▶ _Instructions to follow_
Nothing in the records below should be altered in the copy, although the pictures must be left out.

Saved data entries

◆ ◆ ◆ ◆

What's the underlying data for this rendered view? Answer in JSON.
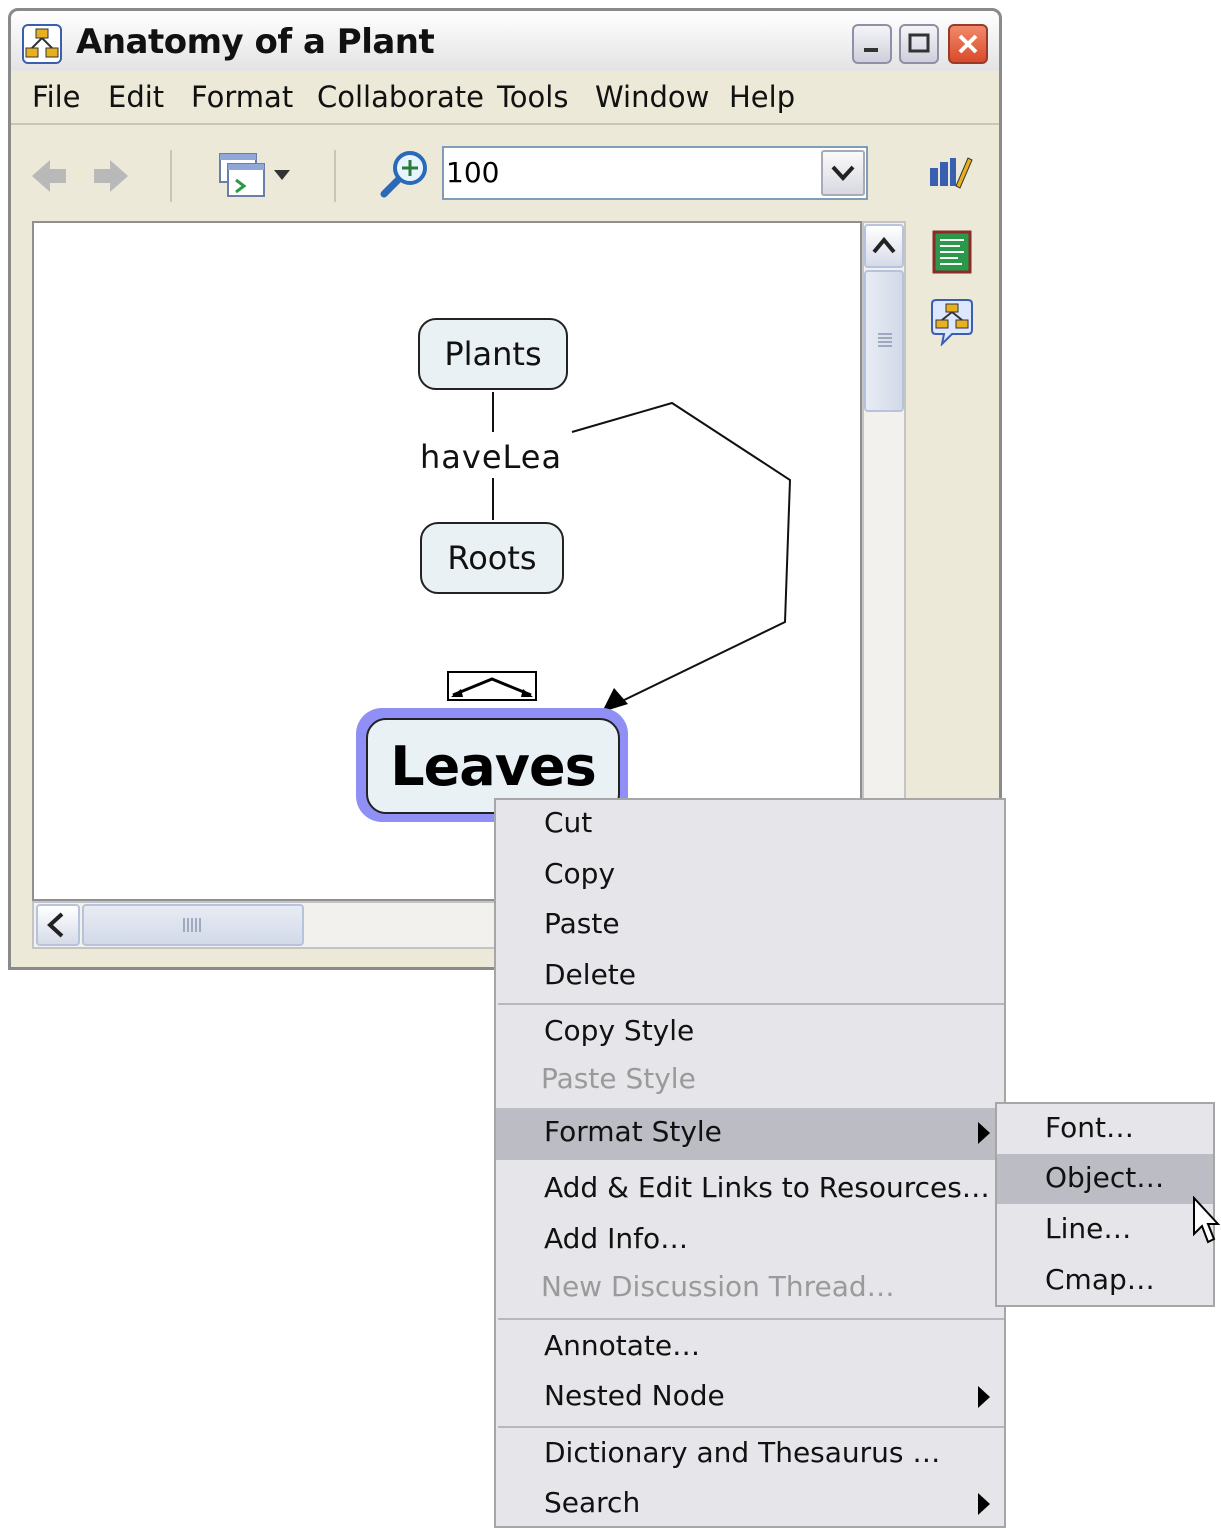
{
  "window": {
    "title": "Anatomy of a Plant"
  },
  "menubar": {
    "items": [
      "File",
      "Edit",
      "Format",
      "Collaborate",
      "Tools",
      "Window",
      "Help"
    ]
  },
  "toolbar": {
    "zoom_value": "100"
  },
  "map": {
    "nodes": {
      "plants": "Plants",
      "roots": "Roots",
      "leaves": "Leaves"
    },
    "link_label": "haveLea"
  },
  "context_menu": {
    "cut": "Cut",
    "copy": "Copy",
    "paste": "Paste",
    "delete": "Delete",
    "copy_style": "Copy Style",
    "paste_style": "Paste Style",
    "format_style": "Format Style",
    "add_links": "Add & Edit Links to Resources…",
    "add_info": "Add Info…",
    "new_discussion": "New Discussion Thread…",
    "annotate": "Annotate…",
    "nested_node": "Nested Node",
    "dictionary": "Dictionary and Thesaurus …",
    "search": "Search"
  },
  "submenu": {
    "font": "Font…",
    "object": "Object…",
    "line": "Line…",
    "cmap": "Cmap…"
  },
  "colors": {
    "selection_halo": "#8f8ff5",
    "node_fill": "#eaf1f4",
    "menu_highlight": "#bcbcc4"
  }
}
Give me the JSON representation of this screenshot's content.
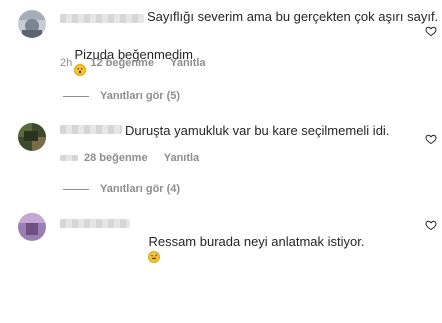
{
  "comments": [
    {
      "text_line1": "Sayıflığı severim ama bu gerçekten çok aşırı sayıf.",
      "text_line2": "Pizuda beğenmedim",
      "emoji": "surprised-face",
      "time": "2h",
      "likes": "12 beğenme",
      "reply": "Yanıtla",
      "view_replies": "Yanıtları gör (5)"
    },
    {
      "text_line1": "Duruşta yamukluk var bu kare seçilmemeli idi.",
      "time": "2h",
      "likes": "28 beğenme",
      "reply": "Yanıtla",
      "view_replies": "Yanıtları gör (4)"
    },
    {
      "text_line1": "Ressam burada neyi anlatmak istiyor.",
      "emoji": "grinning-sweat-face"
    }
  ],
  "colors": {
    "text": "#262626",
    "secondary": "#8e8e8e",
    "emoji_yellow": "#f6c33b"
  }
}
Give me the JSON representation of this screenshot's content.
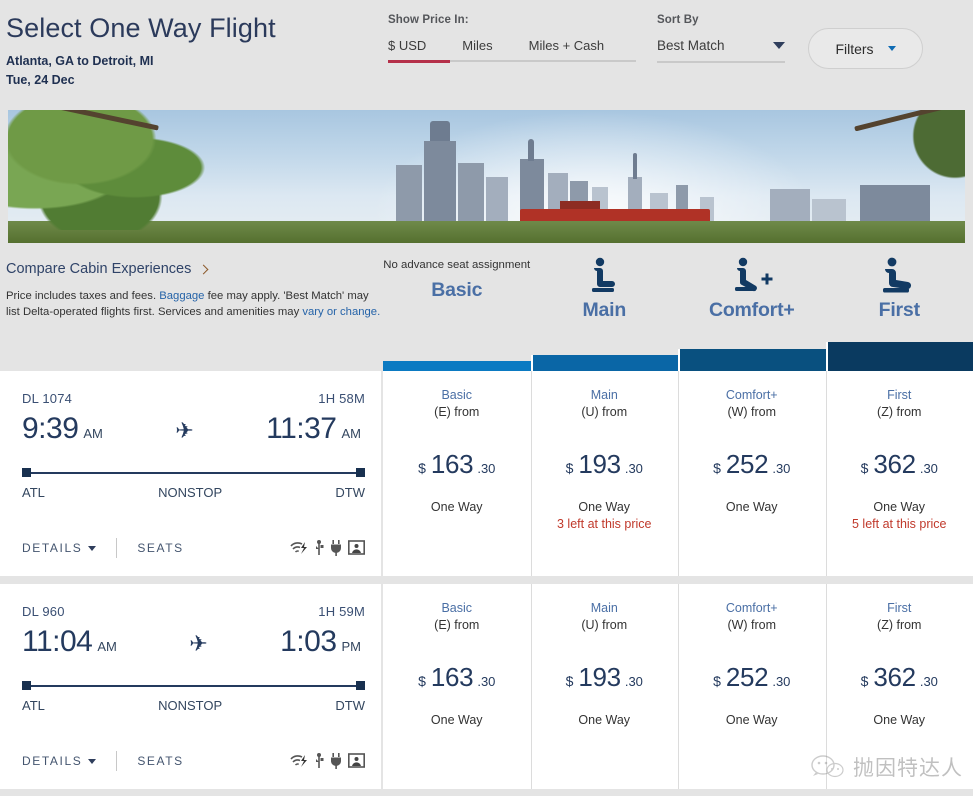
{
  "header": {
    "title": "Select One Way Flight",
    "route": "Atlanta, GA to Detroit, MI",
    "date": "Tue, 24 Dec",
    "price_in_label": "Show Price In:",
    "price_tabs": [
      {
        "label": "$ USD",
        "active": true
      },
      {
        "label": "Miles",
        "active": false
      },
      {
        "label": "Miles + Cash",
        "active": false
      }
    ],
    "sort_by_label": "Sort By",
    "sort_by_value": "Best Match",
    "filters_label": "Filters",
    "accent_red": "#b5304a"
  },
  "compare": {
    "link": "Compare Cabin Experiences",
    "disclaimer_1": "Price includes taxes and fees. ",
    "disclaimer_baggage": "Baggage",
    "disclaimer_2": " fee may apply.  'Best Match' may list Delta-operated flights first. Services and amenities may ",
    "disclaimer_vary": "vary or change.",
    "no_advance_seat": "No advance seat assignment"
  },
  "cabins": [
    {
      "name": "Basic",
      "icon": "none",
      "bar_color": "#0b7ac2"
    },
    {
      "name": "Main",
      "icon": "seat-icon",
      "bar_color": "#0a66a6"
    },
    {
      "name": "Comfort+",
      "icon": "seat-plus-icon",
      "bar_color": "#09507f"
    },
    {
      "name": "First",
      "icon": "seat-first-icon",
      "bar_color": "#0a3a60"
    }
  ],
  "flights": [
    {
      "flight_number": "DL 1074",
      "duration": "1H 58M",
      "depart_time": "9:39",
      "depart_ampm": "AM",
      "arrive_time": "11:37",
      "arrive_ampm": "AM",
      "origin": "ATL",
      "stops": "NONSTOP",
      "destination": "DTW",
      "details_label": "DETAILS",
      "seats_label": "SEATS",
      "fares": [
        {
          "cabin": "Basic",
          "class": "(E) from",
          "currency": "$",
          "dollars": "163",
          "cents": ".30",
          "term": "One Way",
          "left": ""
        },
        {
          "cabin": "Main",
          "class": "(U) from",
          "currency": "$",
          "dollars": "193",
          "cents": ".30",
          "term": "One Way",
          "left": "3 left at this price"
        },
        {
          "cabin": "Comfort+",
          "class": "(W) from",
          "currency": "$",
          "dollars": "252",
          "cents": ".30",
          "term": "One Way",
          "left": ""
        },
        {
          "cabin": "First",
          "class": "(Z) from",
          "currency": "$",
          "dollars": "362",
          "cents": ".30",
          "term": "One Way",
          "left": "5 left at this price"
        }
      ]
    },
    {
      "flight_number": "DL 960",
      "duration": "1H 59M",
      "depart_time": "11:04",
      "depart_ampm": "AM",
      "arrive_time": "1:03",
      "arrive_ampm": "PM",
      "origin": "ATL",
      "stops": "NONSTOP",
      "destination": "DTW",
      "details_label": "DETAILS",
      "seats_label": "SEATS",
      "fares": [
        {
          "cabin": "Basic",
          "class": "(E) from",
          "currency": "$",
          "dollars": "163",
          "cents": ".30",
          "term": "One Way",
          "left": ""
        },
        {
          "cabin": "Main",
          "class": "(U) from",
          "currency": "$",
          "dollars": "193",
          "cents": ".30",
          "term": "One Way",
          "left": ""
        },
        {
          "cabin": "Comfort+",
          "class": "(W) from",
          "currency": "$",
          "dollars": "252",
          "cents": ".30",
          "term": "One Way",
          "left": ""
        },
        {
          "cabin": "First",
          "class": "(Z) from",
          "currency": "$",
          "dollars": "362",
          "cents": ".30",
          "term": "One Way",
          "left": ""
        }
      ]
    }
  ],
  "amenities": [
    "wifi-streaming-icon",
    "usb-icon",
    "power-outlet-icon",
    "entertainment-screen-icon"
  ],
  "watermark": {
    "text": "抛因特达人"
  }
}
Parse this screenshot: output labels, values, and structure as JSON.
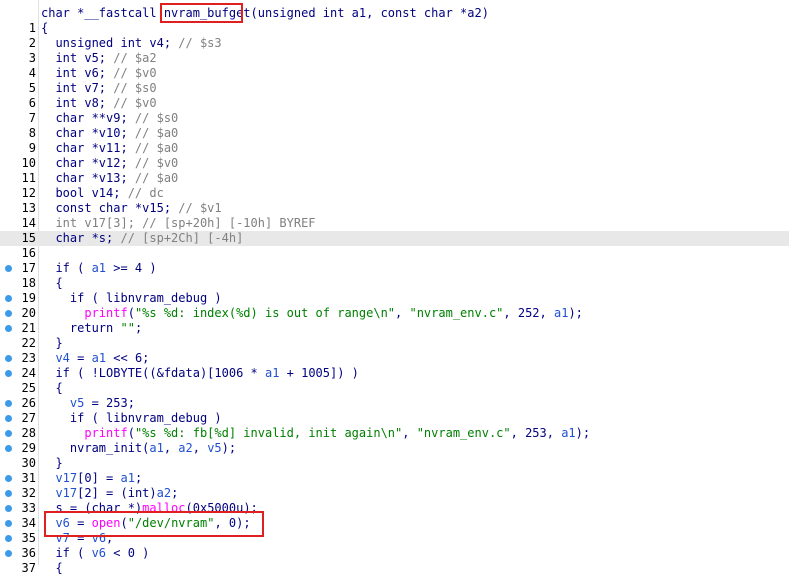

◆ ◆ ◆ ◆

▶ _Task answer_
What's the underlying data for this rendered view? Answer in JSON.
{
  "window": {
    "title": "Anatomy of a Plant"
  },
  "menubar": {
    "items": [
      "File",
      "Edit",
      "Format",
      "Collaborate",
      "Tools",
      "Window",
      "Help"
    ]
  },
  "toolbar": {
    "zoom_value": "100"
  },
  "map": {
    "nodes": {
      "plants": "Plants",
      "roots": "Roots",
      "leaves": "Leaves"
    },
    "link_label": "haveLea"
  },
  "context_menu": {
    "cut": "Cut",
    "copy": "Copy",
    "paste": "Paste",
    "delete": "Delete",
    "copy_style": "Copy Style",
    "paste_style": "Paste Style",
    "format_style": "Format Style",
    "add_links": "Add & Edit Links to Resources…",
    "add_info": "Add Info…",
    "new_discussion": "New Discussion Thread…",
    "annotate": "Annotate…",
    "nested_node": "Nested Node",
    "dictionary": "Dictionary and Thesaurus …",
    "search": "Search"
  },
  "submenu": {
    "font": "Font…",
    "object": "Object…",
    "line": "Line…",
    "cmap": "Cmap…"
  },
  "colors": {
    "selection_halo": "#8f8ff5",
    "node_fill": "#eaf1f4",
    "menu_highlight": "#bcbcc4"
  }
}
Give me the JSON representation of this screenshot's content.
{
  "comments": [
    {
      "text_line1": "Sayıflığı severim ama bu gerçekten çok aşırı sayıf.",
      "text_line2": "Pizuda beğenmedim",
      "emoji": "surprised-face",
      "time": "2h",
      "likes": "12 beğenme",
      "reply": "Yanıtla",
      "view_replies": "Yanıtları gör (5)"
    },
    {
      "text_line1": "Duruşta yamukluk var bu kare seçilmemeli idi.",
      "time": "2h",
      "likes": "28 beğenme",
      "reply": "Yanıtla",
      "view_replies": "Yanıtları gör (4)"
    },
    {
      "text_line1": "Ressam burada neyi anlatmak istiyor.",
      "emoji": "grinning-sweat-face"
    }
  ],
  "colors": {
    "text": "#262626",
    "secondary": "#8e8e8e",
    "emoji_yellow": "#f6c33b"
  }
}
Give me the JSON representation of this screenshot's content.
{
  "header": {
    "title": "Select One Way Flight",
    "route": "Atlanta, GA to Detroit, MI",
    "date": "Tue, 24 Dec",
    "price_in_label": "Show Price In:",
    "price_tabs": [
      {
        "label": "$ USD",
        "active": true
      },
      {
        "label": "Miles",
        "active": false
      },
      {
        "label": "Miles + Cash",
        "active": false
      }
    ],
    "sort_by_label": "Sort By",
    "sort_by_value": "Best Match",
    "filters_label": "Filters",
    "accent_red": "#b5304a"
  },
  "compare": {
    "link": "Compare Cabin Experiences",
    "disclaimer_1": "Price includes taxes and fees. ",
    "disclaimer_baggage": "Baggage",
    "disclaimer_2": " fee may apply.  'Best Match' may list Delta-operated flights first. Services and amenities may ",
    "disclaimer_vary": "vary or change.",
    "no_advance_seat": "No advance seat assignment"
  },
  "cabins": [
    {
      "name": "Basic",
      "icon": "none",
      "bar_color": "#0b7ac2"
    },
    {
      "name": "Main",
      "icon": "seat-icon",
      "bar_color": "#0a66a6"
    },
    {
      "name": "Comfort+",
      "icon": "seat-plus-icon",
      "bar_color": "#09507f"
    },
    {
      "name": "First",
      "icon": "seat-first-icon",
      "bar_color": "#0a3a60"
    }
  ],
  "flights": [
    {
      "flight_number": "DL 1074",
      "duration": "1H 58M",
      "depart_time": "9:39",
      "depart_ampm": "AM",
      "arrive_time": "11:37",
      "arrive_ampm": "AM",
      "origin": "ATL",
      "stops": "NONSTOP",
      "destination": "DTW",
      "details_label": "DETAILS",
      "seats_label": "SEATS",
      "fares": [
        {
          "cabin": "Basic",
          "class": "(E) from",
          "currency": "$",
          "dollars": "163",
          "cents": ".30",
          "term": "One Way",
          "left": ""
        },
        {
          "cabin": "Main",
          "class": "(U) from",
          "currency": "$",
          "dollars": "193",
          "cents": ".30",
          "term": "One Way",
          "left": "3 left at this price"
        },
        {
          "cabin": "Comfort+",
          "class": "(W) from",
          "currency": "$",
          "dollars": "252",
          "cents": ".30",
          "term": "One Way",
          "left": ""
        },
        {
          "cabin": "First",
          "class": "(Z) from",
          "currency": "$",
          "dollars": "362",
          "cents": ".30",
          "term": "One Way",
          "left": "5 left at this price"
        }
      ]
    },
    {
      "flight_number": "DL 960",
      "duration": "1H 59M",
      "depart_time": "11:04",
      "depart_ampm": "AM",
      "arrive_time": "1:03",
      "arrive_ampm": "PM",
      "origin": "ATL",
      "stops": "NONSTOP",
      "destination": "DTW",
      "details_label": "DETAILS",
      "seats_label": "SEATS",
      "fares": [
        {
          "cabin": "Basic",
          "class": "(E) from",
          "currency": "$",
          "dollars": "163",
          "cents": ".30",
          "term": "One Way",
          "left": ""
        },
        {
          "cabin": "Main",
          "class": "(U) from",
          "currency": "$",
          "dollars": "193",
          "cents": ".30",
          "term": "One Way",
          "left": ""
        },
        {
          "cabin": "Comfort+",
          "class": "(W) from",
          "currency": "$",
          "dollars": "252",
          "cents": ".30",
          "term": "One Way",
          "left": ""
        },
        {
          "cabin": "First",
          "class": "(Z) from",
          "currency": "$",
          "dollars": "362",
          "cents": ".30",
          "term": "One Way",
          "left": ""
        }
      ]
    }
  ],
  "amenities": [
    "wifi-streaming-icon",
    "usb-icon",
    "power-outlet-icon",
    "entertainment-screen-icon"
  ],
  "watermark": {
    "text": "抛因特达人"
  }
}
Parse this screenshot: output labels, values, and structure as JSON.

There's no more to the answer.